• _ASSIGNMENT_:
Search the records for the string "Another" and copy every line where it turns up.

-*-

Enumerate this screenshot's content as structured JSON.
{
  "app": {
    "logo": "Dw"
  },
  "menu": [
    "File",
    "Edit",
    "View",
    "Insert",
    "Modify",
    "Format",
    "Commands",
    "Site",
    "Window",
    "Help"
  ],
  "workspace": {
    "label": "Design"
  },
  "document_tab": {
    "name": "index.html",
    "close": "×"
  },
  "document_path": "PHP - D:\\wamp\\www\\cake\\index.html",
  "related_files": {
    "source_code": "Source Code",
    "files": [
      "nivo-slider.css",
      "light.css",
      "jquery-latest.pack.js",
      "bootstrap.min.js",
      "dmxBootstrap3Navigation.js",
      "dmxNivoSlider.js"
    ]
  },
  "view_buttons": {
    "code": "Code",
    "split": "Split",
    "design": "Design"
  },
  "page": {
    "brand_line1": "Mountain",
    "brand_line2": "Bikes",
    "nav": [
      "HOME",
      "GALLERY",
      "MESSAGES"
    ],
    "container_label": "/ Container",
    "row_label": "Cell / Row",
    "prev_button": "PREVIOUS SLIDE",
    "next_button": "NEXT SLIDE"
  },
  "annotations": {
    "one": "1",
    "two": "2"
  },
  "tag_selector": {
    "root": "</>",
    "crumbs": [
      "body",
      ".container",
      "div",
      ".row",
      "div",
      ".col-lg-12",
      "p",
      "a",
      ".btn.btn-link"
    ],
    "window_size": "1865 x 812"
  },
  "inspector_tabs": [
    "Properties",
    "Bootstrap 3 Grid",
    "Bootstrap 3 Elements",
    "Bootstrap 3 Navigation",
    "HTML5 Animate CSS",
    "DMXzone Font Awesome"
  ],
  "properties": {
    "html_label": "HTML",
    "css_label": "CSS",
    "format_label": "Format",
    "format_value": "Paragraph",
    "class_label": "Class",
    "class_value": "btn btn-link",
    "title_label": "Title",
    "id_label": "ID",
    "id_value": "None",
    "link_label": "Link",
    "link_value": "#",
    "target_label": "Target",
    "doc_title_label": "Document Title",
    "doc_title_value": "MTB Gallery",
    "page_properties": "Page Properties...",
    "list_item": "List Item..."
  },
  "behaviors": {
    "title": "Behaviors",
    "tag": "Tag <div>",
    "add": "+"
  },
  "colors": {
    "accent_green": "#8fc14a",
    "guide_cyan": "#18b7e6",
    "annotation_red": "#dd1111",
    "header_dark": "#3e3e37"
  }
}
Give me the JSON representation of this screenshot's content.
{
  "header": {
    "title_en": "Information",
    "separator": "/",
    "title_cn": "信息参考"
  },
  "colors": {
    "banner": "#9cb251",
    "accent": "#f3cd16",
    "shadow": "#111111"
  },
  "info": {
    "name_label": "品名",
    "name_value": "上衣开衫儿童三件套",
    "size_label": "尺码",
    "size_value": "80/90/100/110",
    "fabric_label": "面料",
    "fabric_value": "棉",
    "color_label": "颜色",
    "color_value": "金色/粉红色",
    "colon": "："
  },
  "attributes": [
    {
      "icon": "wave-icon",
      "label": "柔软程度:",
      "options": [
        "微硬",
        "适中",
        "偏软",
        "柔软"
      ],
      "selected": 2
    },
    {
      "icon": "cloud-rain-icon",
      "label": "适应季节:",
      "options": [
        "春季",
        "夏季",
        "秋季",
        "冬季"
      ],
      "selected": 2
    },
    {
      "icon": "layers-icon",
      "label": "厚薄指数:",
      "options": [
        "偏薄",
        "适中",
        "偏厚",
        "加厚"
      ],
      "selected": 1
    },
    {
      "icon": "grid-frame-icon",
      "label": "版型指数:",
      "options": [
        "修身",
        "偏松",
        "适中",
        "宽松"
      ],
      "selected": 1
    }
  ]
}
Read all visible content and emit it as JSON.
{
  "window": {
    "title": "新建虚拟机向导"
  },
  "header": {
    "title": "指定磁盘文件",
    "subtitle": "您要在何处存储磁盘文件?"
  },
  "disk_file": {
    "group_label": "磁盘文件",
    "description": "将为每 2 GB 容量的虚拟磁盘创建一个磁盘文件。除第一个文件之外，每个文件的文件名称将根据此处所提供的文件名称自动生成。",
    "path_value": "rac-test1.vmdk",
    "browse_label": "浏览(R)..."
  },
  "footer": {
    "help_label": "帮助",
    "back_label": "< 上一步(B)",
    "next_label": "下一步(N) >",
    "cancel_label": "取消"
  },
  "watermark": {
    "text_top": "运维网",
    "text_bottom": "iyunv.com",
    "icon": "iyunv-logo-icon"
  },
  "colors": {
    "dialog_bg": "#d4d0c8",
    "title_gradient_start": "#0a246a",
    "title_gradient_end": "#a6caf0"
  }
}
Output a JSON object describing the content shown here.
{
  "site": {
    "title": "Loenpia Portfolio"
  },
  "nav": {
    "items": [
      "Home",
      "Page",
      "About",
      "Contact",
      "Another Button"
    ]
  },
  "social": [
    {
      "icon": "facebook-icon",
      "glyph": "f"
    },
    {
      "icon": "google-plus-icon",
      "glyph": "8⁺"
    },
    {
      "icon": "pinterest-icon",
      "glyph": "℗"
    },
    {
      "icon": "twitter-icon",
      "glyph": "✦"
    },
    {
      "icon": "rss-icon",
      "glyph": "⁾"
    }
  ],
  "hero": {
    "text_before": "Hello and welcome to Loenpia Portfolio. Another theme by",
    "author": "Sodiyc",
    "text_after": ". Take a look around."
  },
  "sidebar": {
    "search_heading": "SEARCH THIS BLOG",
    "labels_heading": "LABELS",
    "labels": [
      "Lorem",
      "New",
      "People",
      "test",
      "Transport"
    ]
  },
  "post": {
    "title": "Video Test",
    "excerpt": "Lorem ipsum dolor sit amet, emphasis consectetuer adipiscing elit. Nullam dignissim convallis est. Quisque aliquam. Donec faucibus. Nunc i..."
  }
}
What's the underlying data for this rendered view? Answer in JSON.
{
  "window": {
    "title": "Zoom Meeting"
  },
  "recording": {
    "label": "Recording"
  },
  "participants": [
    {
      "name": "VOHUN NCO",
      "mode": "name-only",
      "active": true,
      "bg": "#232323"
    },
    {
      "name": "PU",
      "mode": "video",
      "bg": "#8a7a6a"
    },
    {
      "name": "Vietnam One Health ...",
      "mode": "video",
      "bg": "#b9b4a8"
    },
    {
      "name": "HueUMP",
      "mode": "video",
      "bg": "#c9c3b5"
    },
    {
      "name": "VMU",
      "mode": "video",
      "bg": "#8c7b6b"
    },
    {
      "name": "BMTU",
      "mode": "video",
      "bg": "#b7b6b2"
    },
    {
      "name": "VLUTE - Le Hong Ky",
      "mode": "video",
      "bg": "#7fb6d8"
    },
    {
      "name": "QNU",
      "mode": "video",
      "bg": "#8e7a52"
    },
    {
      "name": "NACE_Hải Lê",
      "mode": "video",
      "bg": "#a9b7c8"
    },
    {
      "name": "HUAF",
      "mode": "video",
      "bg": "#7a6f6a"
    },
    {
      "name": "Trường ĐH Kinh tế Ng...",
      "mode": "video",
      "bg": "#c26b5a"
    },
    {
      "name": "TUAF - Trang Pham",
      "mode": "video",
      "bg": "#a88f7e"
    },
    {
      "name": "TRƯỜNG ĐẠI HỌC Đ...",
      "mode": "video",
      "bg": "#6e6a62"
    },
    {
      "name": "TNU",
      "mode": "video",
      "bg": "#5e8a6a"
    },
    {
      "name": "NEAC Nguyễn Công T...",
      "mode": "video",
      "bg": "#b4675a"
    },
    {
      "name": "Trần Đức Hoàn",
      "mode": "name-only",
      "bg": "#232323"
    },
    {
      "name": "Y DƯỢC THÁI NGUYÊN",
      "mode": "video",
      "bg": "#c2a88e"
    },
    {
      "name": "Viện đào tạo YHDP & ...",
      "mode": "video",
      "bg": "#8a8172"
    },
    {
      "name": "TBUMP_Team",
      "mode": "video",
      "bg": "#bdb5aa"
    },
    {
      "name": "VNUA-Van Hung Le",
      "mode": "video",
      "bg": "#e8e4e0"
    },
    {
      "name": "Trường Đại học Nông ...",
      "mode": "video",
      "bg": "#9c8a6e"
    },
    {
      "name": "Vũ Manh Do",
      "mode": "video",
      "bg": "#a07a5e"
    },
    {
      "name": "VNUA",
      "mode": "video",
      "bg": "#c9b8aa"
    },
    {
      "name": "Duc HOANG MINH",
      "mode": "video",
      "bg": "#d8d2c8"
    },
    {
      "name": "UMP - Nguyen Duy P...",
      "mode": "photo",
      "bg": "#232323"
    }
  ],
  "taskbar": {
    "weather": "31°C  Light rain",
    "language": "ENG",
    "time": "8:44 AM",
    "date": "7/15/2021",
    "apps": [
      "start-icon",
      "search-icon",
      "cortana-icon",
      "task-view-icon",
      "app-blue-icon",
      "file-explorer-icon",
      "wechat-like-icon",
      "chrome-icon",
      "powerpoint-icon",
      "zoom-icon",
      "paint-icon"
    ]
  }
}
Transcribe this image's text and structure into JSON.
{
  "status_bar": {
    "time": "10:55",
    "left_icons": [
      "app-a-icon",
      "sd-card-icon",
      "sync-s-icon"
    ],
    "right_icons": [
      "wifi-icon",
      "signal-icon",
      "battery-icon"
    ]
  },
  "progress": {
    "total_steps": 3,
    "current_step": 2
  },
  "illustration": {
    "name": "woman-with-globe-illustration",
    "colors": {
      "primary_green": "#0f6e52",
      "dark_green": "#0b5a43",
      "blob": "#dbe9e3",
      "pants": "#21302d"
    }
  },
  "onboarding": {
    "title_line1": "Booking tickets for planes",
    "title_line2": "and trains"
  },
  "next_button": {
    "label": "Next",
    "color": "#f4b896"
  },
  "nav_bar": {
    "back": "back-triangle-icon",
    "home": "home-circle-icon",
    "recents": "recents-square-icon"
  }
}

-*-

• _ANSWER_:
      "Another Button"
    "text_before": "Hello and welcome to Loenpia Portfolio. Another theme by",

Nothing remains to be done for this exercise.